To listen to our 7-minute conversation, right-click to download, or listen here:
Note: For more detail on union with Christ, see Bridges's books The Gospel for Real Life (chapter 3) and The Discipline of Grace (chapters 3 and 4).
* The Christian Life: A Doctrinal Introduction (Banner of Truth, 1989), 104.
December 2, 2011 by
This week Bryce Thomas and the review panels completed the testimony phase of the evaluation for the allegations that Brent Detwiler brought against C.J. I know that this process is important to everyone who cares about C.J. and what happens in and with Sovereign Grace Ministries. Now the three review panels will begin deliberating on the information before them so that they can deliver reports on their findings later in December.
I’d like to invite you to pray with me about this. Here are the things that I’m praying for:
- Pray for clarity to emerge from all the materials (Brent’s documents, testimony from this week, etc.) that are now being sorted through.
- Pray for Bryce Thomas, the independent facilitator who has already served so well this past week.

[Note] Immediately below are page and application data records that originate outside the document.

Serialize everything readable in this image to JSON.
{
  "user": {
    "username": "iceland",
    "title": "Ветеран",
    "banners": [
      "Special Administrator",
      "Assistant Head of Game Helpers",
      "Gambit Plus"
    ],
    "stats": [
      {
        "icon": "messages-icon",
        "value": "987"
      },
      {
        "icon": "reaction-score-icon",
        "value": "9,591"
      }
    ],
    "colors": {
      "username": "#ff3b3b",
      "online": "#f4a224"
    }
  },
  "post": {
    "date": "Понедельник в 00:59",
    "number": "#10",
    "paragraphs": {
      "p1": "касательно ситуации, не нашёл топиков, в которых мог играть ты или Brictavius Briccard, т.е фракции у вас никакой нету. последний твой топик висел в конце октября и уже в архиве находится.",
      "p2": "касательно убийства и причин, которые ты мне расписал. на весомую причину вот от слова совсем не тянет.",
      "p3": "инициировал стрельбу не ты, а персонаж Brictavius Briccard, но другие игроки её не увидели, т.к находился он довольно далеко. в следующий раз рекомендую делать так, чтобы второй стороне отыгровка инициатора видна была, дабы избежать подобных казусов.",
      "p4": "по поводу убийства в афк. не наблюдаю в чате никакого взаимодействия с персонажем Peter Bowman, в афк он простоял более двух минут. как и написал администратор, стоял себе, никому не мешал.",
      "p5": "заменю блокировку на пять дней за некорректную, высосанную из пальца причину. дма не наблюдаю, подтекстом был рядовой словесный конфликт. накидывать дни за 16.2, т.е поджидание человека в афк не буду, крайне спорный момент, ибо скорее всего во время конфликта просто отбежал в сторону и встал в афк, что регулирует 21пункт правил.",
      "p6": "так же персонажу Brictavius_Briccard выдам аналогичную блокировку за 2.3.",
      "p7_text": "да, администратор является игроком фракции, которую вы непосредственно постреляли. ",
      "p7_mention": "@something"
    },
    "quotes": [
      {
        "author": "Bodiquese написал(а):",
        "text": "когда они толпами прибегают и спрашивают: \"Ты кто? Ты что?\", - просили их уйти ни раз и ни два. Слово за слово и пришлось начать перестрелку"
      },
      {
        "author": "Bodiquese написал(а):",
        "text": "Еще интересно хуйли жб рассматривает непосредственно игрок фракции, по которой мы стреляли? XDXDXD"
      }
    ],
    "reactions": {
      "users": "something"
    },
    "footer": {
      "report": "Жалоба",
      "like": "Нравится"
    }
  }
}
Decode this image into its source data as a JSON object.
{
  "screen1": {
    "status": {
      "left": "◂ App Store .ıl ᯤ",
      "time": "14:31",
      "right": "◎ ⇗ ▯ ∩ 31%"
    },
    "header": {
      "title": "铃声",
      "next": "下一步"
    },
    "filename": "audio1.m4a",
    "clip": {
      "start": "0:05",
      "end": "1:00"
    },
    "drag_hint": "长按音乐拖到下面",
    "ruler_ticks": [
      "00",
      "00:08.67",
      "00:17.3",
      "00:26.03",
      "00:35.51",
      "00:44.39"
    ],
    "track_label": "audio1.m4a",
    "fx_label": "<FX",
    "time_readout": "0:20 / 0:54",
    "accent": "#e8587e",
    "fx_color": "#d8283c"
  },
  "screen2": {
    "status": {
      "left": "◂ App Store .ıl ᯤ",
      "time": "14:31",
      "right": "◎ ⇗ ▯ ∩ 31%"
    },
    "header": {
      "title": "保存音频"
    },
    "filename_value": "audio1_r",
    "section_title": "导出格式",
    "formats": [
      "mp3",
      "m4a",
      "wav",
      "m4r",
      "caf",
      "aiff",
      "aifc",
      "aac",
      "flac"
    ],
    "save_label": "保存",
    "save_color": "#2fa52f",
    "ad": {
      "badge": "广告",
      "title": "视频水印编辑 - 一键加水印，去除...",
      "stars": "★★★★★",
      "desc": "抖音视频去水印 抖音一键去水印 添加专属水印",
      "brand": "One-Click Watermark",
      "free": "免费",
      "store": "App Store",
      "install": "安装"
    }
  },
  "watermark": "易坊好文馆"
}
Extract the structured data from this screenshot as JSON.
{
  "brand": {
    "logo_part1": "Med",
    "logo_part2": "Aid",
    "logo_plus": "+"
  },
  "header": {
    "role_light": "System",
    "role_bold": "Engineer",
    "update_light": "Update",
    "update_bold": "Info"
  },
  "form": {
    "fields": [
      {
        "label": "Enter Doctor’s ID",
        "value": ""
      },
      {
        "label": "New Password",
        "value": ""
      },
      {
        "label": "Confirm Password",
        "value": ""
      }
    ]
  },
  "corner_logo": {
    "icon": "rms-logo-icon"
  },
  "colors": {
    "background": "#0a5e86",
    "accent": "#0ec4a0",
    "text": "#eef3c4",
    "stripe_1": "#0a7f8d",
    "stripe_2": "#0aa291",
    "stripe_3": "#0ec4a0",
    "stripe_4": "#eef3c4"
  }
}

His job continues as he guides the committees of men who haven’t done this before to handle their tasks in a consistent and God-glorifying way.
- Pray for the three committees—men who have accepted a sobering responsibility to address the charges that have been brought against C.J. Pray for "wisdom from above" (James 3:17) in their conversations and deliberations over the next couple of weeks.
- Pray for all who have taken time to participate through their testimony. We are so grateful that many accepted the invitation to come and provide their perspective.
- Pray for CJ and his family, who are humbly cooperating with this extensive review of his actions and decisions. C.J. wants to see what God has for him in this. He has patiently prepared to appear before all three panels and remains eager to hear their findings.
And, if you have some time when you’re done with that, pray for me. There is a lot going on that needs my attention, but I want most of all to live out the passage preached at our local church last week from 1 Thessalonians 5:18: “Give thanks in all circumstances; for this is the will of God in Christ Jesus for you.”